Last day to drop a course without a grade of "W"; midnight
Session A (First 6-Week Session): Friday 25-May
Last day to convert from credit to audit or vice versa
Last day to request or cancel pass/no pass option
Memorial Day: No classes Monday 28-May
Early Summer Session (4-Week Session) and Summer Session A (First 6-Week Session): Friday 1-Jun
Makeup day for Memorial Day holiday
Summer Session C (8-Week Session) begins Monday 4-Jun
 Summer Session C (8-Week Session): Monday & Tuesday June 4-5
Late registration (fee applies) 
Late registration ends at midnight (second day of the session)
Summer Session C (8-Week Session): Tuesday 5-Jun
Last day to drop a course without a grade of "W"
Early Summer Session (4-Week Session): Friday 8-Jun
Last day to withdraw from session without a penalty grade of "WF"; midnight
Summer Session C (8-Week Session): Friday 8-Jun

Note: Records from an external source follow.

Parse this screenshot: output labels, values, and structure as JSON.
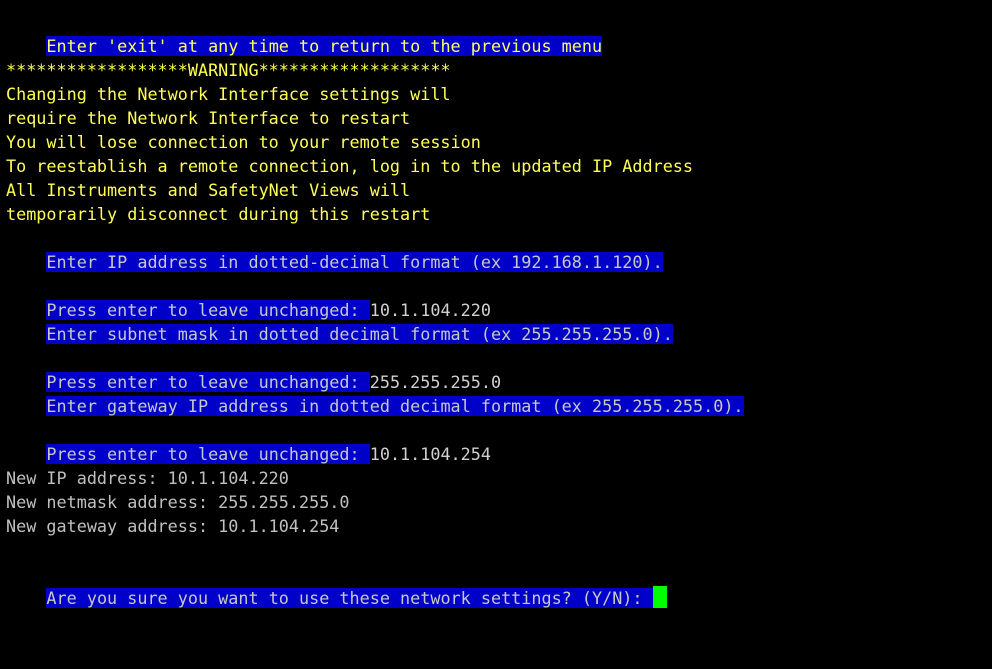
{
  "terminal": {
    "header": "Enter 'exit' at any time to return to the previous menu",
    "warning": {
      "banner": "******************WARNING*******************",
      "lines": [
        "Changing the Network Interface settings will",
        "require the Network Interface to restart",
        "You will lose connection to your remote session",
        "To reestablish a remote connection, log in to the updated IP Address",
        "All Instruments and SafetyNet Views will",
        "temporarily disconnect during this restart"
      ]
    },
    "ip_prompt": "Enter IP address in dotted-decimal format (ex 192.168.1.120).",
    "ip_leave_prompt": "Press enter to leave unchanged: ",
    "ip_value": "10.1.104.220",
    "subnet_prompt": "Enter subnet mask in dotted decimal format (ex 255.255.255.0).",
    "subnet_leave_prompt": "Press enter to leave unchanged: ",
    "subnet_value": "255.255.255.0",
    "gateway_prompt": "Enter gateway IP address in dotted decimal format (ex 255.255.255.0).",
    "gateway_leave_prompt": "Press enter to leave unchanged: ",
    "gateway_value": "10.1.104.254",
    "summary": [
      "New IP address: 10.1.104.220",
      "New netmask address: 255.255.255.0",
      "New gateway address: 10.1.104.254"
    ],
    "confirm_prompt": "Are you sure you want to use these network settings? (Y/N): "
  },
  "colors": {
    "background": "#000000",
    "highlight": "#0000c8",
    "warning_text": "#ffff55",
    "default_text": "#c0c0c0",
    "cursor": "#00ff00"
  }
}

Last day to convert from credit to audit or vice versa
Last day to request or cancel pass/no pass option
Early Summer Session (4-Week Session) ends Friday 15-Jun
Summer Session A (First 6-Week Session): Friday 22-Jun

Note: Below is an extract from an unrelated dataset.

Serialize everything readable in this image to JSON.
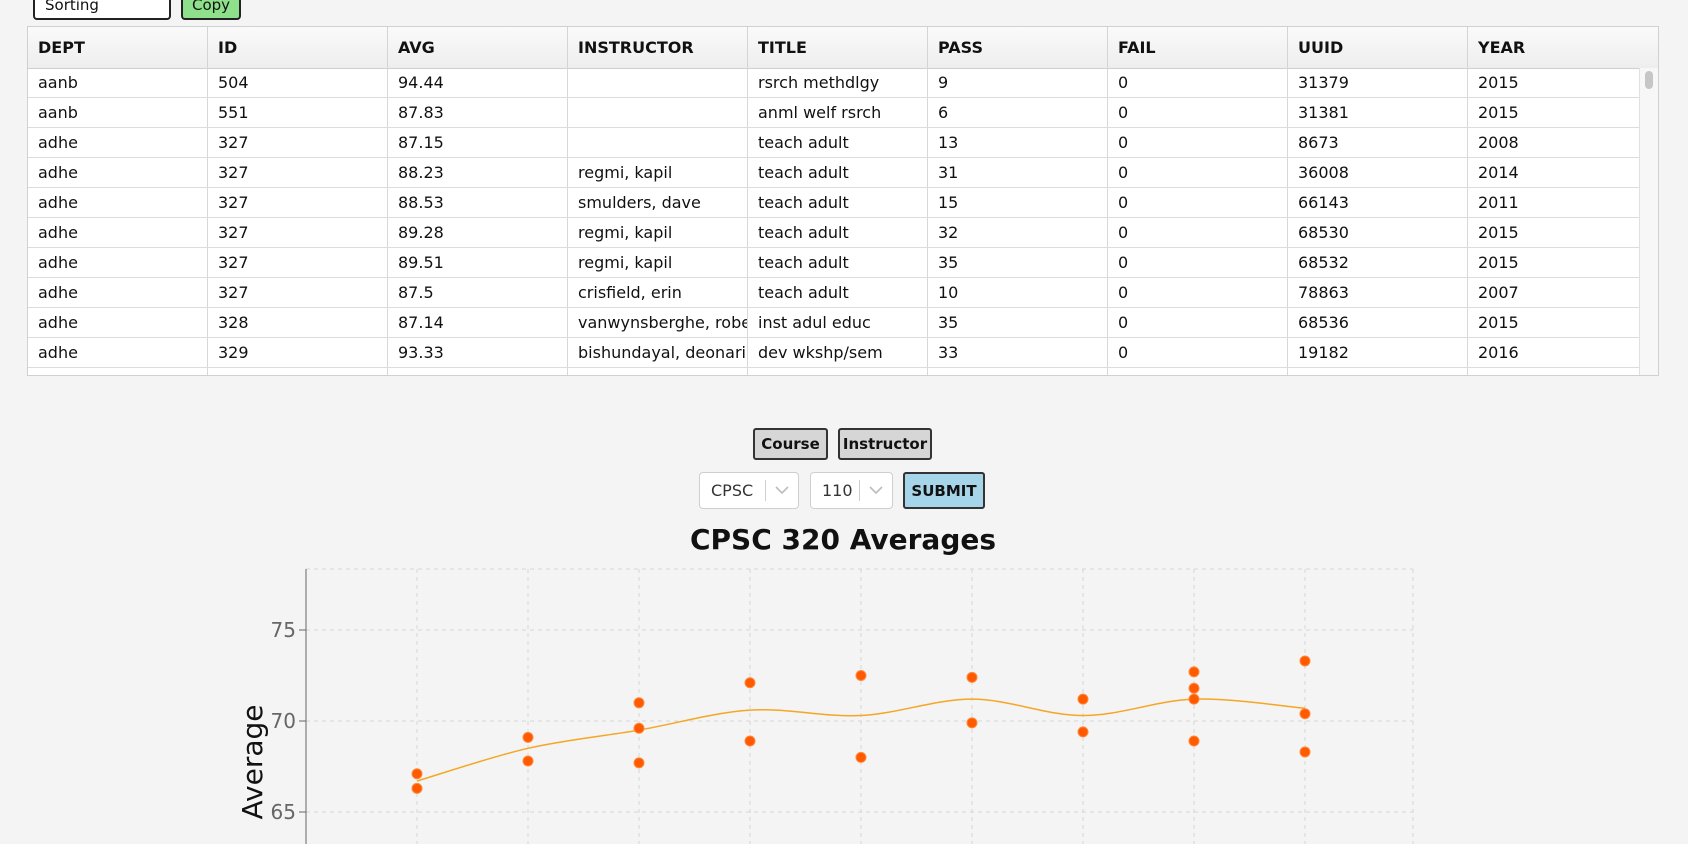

Last day to withdraw from session without a penalty grade of "WF"; midnight
Summer Session A (First 6-Week Session) ends Friday 29-Jun
Summer Session B (Second 6-Week Session) begins Monday 2-Jul
Independence Day Celebrated: No classes varies July 4 (Wednesday)
Makeup day for Independence Day Friday 6-Jul
Summer Session B (Second 6-Week Session): Monday & Tuesday July 2-3
Late registration (fee applies)
Late registration ends at midnight (second day of the session)
Summer Session B (Second 6-Week Session): Second Day of Session 3-Jul
Last day (midnight) to drop a course without a grade of "W"
Summer Session B (Second 6-Week Session): Thursday 6-Jul
Last day to convert from credit to audit or vice versa
Last day to request or cancel pass/no pass option
Summer Session C (8-Week Session): Friday 13-Jul
Last day to withdraw from session without a penalty grade of "WF"; midnight
Summer Session C (8-Week Session) ends Friday 27-Jul
Summer Session B (Second 6-Week Session): Last day to withdraw from session without a penalty grade of "WF"; midnight Friday 3-Aug
Summer Session B (Second 6-Week Session) ends Friday 10-Aug